--- Supplied material ---
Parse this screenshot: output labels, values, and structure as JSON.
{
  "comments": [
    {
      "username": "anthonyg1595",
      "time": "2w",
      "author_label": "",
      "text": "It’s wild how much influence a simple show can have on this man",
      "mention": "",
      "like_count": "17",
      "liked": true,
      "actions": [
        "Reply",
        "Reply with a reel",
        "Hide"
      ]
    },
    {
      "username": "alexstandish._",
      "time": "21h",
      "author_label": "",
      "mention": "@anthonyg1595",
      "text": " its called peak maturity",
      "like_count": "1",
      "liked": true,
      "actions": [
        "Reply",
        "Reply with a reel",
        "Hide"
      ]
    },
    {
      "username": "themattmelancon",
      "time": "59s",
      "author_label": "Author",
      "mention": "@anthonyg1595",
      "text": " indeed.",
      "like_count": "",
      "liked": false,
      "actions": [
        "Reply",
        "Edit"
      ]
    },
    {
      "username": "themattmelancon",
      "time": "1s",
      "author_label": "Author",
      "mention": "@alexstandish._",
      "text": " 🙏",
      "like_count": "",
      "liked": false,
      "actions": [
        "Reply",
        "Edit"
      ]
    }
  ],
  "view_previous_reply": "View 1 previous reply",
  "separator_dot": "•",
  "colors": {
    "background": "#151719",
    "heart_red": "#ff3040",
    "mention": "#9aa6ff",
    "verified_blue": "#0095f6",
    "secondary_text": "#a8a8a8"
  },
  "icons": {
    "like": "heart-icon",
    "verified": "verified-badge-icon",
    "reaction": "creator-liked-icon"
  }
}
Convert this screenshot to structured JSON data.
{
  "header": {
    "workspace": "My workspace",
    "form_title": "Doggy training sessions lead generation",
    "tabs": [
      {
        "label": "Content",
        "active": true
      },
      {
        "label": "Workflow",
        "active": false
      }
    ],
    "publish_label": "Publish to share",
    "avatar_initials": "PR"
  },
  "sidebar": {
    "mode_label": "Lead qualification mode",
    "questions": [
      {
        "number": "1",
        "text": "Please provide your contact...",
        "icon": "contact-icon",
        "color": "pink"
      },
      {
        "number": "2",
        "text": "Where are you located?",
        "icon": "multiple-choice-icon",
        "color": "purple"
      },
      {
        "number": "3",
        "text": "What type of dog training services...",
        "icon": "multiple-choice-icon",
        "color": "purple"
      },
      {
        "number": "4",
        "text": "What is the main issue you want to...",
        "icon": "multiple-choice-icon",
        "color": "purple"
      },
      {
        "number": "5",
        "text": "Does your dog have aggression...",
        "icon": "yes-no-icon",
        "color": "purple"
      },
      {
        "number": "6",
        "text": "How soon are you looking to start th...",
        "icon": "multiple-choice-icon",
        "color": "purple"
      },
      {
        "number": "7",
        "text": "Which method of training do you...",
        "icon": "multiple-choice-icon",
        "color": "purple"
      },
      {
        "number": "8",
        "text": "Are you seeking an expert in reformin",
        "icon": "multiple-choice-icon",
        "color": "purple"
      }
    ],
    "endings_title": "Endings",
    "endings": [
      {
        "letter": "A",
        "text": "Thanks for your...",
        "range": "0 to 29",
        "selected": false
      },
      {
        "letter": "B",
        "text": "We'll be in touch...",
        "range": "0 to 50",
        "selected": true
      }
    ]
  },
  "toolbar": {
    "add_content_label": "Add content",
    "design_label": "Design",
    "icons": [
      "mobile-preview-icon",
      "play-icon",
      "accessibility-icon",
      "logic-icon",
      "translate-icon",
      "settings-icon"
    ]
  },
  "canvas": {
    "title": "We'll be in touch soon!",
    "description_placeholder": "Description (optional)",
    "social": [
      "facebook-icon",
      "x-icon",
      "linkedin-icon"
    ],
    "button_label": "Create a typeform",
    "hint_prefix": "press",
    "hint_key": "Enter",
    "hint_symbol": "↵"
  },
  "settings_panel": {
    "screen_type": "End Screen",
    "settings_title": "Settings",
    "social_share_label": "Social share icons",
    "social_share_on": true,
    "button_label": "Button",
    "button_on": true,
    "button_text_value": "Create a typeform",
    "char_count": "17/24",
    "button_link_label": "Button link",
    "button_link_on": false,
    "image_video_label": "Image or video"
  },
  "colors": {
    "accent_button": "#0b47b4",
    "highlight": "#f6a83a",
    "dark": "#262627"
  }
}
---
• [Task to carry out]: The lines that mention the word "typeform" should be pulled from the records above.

• [Exercise solution]:
    "button_label": "Create a typeform",
    "button_text_value": "Create a typeform",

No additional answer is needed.